Materials provided START
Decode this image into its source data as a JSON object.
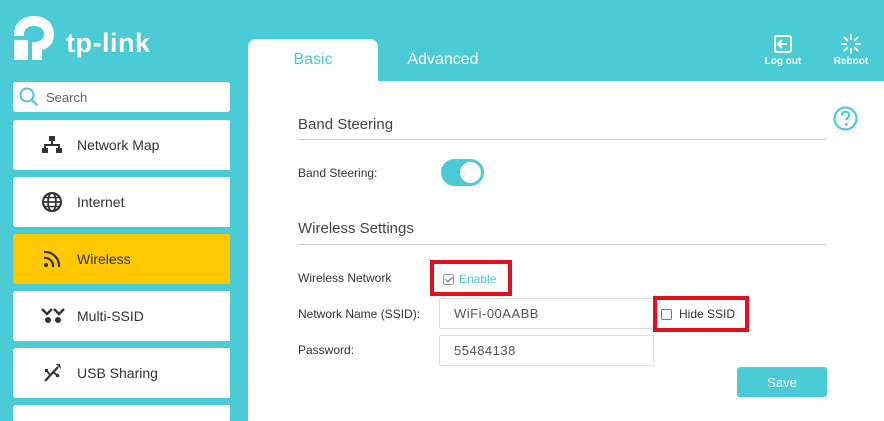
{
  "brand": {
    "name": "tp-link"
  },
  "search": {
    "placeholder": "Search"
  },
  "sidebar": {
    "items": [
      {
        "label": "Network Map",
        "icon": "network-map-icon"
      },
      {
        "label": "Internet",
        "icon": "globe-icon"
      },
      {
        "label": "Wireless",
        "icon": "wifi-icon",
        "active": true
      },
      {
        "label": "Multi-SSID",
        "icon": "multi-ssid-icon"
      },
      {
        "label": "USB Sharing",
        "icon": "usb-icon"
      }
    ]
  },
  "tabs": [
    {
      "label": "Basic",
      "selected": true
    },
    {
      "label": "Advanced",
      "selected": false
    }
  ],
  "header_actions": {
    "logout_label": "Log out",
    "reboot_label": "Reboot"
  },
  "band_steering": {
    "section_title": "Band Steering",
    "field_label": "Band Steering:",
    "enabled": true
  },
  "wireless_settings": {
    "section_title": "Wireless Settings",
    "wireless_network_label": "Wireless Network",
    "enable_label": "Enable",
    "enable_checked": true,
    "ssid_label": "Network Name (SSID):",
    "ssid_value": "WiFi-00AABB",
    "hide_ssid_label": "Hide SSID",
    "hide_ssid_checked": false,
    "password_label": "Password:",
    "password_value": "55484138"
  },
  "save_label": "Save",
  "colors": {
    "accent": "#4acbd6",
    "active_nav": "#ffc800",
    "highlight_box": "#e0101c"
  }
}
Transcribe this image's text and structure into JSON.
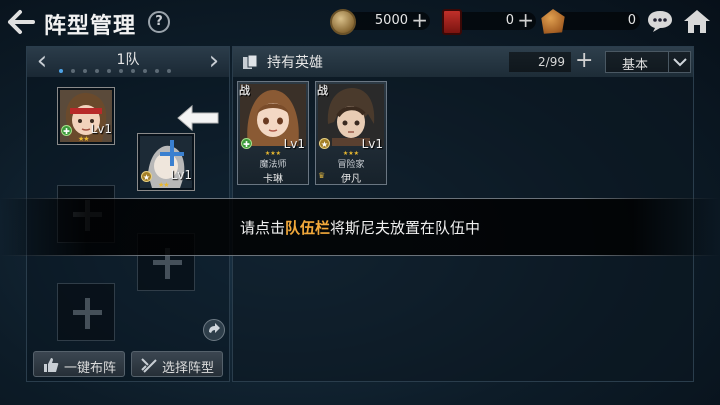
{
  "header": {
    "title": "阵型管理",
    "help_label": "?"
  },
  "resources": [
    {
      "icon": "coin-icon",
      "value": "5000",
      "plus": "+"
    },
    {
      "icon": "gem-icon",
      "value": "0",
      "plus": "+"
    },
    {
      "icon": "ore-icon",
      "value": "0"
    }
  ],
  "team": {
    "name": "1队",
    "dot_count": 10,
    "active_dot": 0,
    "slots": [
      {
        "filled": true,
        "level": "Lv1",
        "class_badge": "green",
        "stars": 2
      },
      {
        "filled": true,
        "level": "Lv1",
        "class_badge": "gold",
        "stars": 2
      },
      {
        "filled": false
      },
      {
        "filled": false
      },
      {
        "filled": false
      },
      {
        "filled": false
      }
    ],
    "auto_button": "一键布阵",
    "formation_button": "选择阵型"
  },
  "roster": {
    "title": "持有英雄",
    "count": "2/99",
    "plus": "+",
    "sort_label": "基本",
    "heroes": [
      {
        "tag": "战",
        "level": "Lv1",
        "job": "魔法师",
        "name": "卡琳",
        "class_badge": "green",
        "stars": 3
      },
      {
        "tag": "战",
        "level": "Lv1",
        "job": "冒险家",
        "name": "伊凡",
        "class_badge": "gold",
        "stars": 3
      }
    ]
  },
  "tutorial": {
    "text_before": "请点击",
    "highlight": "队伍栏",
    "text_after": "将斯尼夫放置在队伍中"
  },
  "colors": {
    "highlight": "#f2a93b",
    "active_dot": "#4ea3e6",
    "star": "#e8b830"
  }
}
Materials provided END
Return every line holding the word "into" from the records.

Decode this image into its source data as a JSON object.
Transcribe this image's text and structure into JSON.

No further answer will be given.